» Excerpted records:
::::::
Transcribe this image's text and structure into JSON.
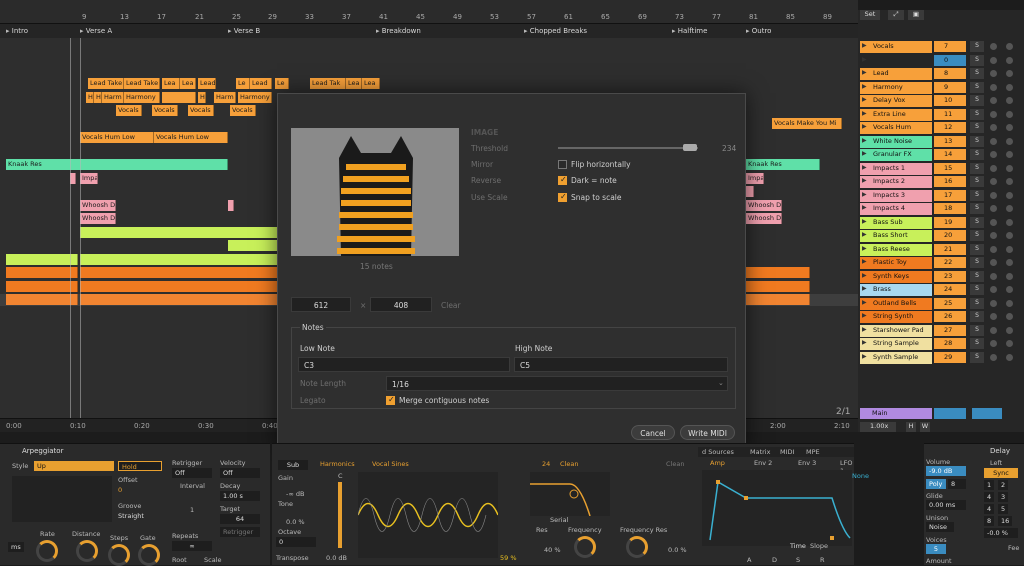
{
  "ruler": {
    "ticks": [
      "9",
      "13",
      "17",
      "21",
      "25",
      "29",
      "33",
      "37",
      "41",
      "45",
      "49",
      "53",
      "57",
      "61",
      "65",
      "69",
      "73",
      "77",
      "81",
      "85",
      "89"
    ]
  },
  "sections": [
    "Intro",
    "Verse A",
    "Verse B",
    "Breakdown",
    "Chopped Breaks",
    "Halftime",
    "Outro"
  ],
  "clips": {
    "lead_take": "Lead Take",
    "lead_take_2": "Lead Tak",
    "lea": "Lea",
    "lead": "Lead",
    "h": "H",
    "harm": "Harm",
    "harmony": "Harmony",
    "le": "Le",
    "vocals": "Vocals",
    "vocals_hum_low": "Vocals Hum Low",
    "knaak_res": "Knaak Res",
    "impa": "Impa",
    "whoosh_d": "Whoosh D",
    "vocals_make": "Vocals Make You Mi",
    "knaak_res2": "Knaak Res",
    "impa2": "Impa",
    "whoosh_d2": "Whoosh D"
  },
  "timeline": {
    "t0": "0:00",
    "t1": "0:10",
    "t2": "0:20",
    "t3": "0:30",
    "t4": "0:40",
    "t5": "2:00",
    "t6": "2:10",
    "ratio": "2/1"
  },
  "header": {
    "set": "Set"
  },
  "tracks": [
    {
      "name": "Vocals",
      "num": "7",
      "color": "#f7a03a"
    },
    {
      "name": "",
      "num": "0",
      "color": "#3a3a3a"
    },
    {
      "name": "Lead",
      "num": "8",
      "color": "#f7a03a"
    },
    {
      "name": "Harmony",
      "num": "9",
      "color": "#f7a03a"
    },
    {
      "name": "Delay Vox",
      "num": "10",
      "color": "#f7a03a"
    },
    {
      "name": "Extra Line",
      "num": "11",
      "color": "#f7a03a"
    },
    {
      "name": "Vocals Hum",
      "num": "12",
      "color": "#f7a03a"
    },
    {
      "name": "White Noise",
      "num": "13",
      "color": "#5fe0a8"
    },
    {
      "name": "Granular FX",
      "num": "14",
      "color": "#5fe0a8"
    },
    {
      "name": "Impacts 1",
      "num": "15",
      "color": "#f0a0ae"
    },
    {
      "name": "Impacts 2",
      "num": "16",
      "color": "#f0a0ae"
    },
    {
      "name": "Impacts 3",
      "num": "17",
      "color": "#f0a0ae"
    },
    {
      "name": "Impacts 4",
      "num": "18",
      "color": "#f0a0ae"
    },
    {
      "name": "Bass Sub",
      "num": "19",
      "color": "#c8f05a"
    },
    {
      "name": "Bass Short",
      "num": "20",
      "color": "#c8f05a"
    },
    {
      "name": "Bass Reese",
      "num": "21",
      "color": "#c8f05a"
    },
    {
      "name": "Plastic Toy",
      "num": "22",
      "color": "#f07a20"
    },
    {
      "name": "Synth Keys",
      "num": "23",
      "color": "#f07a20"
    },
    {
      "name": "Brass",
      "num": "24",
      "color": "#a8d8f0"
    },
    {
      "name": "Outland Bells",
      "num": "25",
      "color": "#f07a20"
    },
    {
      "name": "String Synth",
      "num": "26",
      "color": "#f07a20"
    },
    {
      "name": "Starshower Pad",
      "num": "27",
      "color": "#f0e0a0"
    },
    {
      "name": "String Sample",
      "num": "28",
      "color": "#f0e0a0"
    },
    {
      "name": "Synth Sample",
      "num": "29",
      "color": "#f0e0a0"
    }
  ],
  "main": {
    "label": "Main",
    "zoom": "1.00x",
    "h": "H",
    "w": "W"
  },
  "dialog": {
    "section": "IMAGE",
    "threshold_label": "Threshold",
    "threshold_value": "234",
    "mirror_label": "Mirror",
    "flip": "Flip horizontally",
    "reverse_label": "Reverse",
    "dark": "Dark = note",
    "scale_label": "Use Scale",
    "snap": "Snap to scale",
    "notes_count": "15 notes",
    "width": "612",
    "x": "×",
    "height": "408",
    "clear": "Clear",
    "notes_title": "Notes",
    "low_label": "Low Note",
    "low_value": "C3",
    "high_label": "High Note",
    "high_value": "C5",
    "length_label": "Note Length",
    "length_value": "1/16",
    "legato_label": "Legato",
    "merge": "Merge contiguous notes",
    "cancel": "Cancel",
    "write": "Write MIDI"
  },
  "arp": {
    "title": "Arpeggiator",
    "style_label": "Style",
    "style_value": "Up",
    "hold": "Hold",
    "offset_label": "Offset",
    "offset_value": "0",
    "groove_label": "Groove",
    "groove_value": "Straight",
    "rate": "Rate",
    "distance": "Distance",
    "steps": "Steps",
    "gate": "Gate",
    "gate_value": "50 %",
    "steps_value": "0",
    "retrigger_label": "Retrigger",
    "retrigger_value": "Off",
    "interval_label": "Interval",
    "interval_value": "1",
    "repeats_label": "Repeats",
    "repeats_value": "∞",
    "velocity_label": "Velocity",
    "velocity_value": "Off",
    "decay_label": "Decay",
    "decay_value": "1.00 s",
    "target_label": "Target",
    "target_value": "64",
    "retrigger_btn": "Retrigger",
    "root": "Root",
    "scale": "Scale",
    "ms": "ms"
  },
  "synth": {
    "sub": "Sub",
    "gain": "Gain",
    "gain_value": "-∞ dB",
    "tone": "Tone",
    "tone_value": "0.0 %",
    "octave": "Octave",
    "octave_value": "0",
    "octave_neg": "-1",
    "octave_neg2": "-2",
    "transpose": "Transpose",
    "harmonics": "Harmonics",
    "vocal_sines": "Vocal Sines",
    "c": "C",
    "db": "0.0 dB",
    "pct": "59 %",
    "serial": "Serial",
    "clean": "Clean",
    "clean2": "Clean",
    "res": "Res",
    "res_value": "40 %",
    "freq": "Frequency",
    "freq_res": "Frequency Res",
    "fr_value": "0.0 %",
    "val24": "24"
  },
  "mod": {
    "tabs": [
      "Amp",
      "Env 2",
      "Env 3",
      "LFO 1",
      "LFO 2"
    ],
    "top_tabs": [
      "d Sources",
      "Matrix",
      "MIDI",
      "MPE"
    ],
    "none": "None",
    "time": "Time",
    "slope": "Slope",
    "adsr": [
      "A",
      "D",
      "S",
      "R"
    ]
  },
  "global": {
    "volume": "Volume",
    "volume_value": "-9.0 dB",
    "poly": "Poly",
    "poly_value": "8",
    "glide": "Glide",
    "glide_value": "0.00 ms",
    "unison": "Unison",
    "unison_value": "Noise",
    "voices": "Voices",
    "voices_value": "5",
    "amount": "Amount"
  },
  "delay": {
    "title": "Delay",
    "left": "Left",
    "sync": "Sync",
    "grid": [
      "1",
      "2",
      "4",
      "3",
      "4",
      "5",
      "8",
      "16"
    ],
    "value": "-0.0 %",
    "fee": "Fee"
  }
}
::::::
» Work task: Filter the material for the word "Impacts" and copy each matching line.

» Response area:
      "name": "Impacts 1",
      "name": "Impacts 2",
      "name": "Impacts 3",
      "name": "Impacts 4",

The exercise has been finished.